**Entries shown:**
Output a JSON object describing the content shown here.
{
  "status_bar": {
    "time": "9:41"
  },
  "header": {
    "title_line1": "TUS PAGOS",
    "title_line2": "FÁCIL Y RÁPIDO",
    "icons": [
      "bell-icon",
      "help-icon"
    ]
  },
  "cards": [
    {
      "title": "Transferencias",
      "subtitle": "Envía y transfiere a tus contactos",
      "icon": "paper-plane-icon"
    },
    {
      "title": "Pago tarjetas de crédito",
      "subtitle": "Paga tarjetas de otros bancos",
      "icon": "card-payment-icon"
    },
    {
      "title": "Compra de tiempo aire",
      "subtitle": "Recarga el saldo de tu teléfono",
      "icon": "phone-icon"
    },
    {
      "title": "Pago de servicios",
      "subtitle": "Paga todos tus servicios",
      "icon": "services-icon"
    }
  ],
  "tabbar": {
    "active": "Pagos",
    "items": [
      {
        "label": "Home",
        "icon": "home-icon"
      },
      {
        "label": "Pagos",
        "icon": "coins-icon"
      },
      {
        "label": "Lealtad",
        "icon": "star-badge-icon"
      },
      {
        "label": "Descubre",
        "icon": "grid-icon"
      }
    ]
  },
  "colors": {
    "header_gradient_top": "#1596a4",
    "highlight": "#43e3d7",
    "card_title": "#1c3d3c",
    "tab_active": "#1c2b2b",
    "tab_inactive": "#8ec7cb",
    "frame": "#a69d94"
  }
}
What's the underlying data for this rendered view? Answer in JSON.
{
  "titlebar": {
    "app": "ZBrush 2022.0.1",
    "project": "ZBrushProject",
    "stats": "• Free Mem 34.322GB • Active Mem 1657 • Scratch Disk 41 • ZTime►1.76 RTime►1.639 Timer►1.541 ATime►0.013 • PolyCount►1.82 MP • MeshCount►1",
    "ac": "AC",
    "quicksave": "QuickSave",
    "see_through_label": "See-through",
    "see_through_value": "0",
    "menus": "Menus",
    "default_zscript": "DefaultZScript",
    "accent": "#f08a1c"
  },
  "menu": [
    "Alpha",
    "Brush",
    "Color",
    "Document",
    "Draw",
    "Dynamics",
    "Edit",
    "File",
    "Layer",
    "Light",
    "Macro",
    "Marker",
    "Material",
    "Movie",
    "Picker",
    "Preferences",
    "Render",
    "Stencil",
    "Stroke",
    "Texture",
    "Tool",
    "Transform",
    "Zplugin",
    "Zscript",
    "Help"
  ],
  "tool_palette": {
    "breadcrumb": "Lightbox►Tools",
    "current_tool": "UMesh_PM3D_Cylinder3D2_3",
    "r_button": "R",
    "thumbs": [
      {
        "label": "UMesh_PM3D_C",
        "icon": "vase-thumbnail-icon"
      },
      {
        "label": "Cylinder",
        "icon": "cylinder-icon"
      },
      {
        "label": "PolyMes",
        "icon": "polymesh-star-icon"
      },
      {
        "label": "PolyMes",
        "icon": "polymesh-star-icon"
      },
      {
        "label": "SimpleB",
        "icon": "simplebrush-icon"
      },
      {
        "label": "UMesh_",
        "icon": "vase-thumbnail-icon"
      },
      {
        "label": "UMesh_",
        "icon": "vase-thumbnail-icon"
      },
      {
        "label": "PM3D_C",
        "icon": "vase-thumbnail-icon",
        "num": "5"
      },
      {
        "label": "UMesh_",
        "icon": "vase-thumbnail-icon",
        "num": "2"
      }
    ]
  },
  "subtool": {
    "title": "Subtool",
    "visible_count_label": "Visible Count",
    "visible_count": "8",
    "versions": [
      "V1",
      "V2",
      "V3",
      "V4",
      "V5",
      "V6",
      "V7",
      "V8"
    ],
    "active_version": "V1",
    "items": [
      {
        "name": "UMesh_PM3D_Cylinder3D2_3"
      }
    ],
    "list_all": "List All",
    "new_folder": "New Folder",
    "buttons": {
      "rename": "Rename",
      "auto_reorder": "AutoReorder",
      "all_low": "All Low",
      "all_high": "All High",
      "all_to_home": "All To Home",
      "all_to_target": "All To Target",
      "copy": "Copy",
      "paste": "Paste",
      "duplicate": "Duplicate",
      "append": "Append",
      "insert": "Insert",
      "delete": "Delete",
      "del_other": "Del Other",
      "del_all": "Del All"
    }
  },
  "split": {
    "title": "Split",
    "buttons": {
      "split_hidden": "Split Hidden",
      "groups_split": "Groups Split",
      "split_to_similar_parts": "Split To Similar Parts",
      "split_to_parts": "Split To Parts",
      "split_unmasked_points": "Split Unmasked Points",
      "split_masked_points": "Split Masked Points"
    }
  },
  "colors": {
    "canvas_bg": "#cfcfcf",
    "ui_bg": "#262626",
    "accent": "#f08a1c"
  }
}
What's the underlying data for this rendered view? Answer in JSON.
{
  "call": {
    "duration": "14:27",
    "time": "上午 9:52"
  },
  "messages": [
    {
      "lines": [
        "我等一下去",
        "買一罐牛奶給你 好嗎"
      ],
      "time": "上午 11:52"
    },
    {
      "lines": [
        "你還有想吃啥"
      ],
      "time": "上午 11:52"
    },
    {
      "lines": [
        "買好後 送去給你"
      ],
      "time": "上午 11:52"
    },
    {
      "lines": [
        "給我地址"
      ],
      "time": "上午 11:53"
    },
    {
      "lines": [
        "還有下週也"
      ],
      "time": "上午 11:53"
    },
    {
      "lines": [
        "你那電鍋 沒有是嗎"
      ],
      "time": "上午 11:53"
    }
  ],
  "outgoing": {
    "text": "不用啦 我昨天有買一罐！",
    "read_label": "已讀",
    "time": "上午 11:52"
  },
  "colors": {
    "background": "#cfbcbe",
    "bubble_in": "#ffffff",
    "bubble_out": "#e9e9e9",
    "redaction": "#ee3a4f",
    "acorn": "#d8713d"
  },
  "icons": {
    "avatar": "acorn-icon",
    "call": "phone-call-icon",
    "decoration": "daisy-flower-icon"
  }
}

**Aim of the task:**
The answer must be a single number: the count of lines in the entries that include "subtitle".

**Response:**
4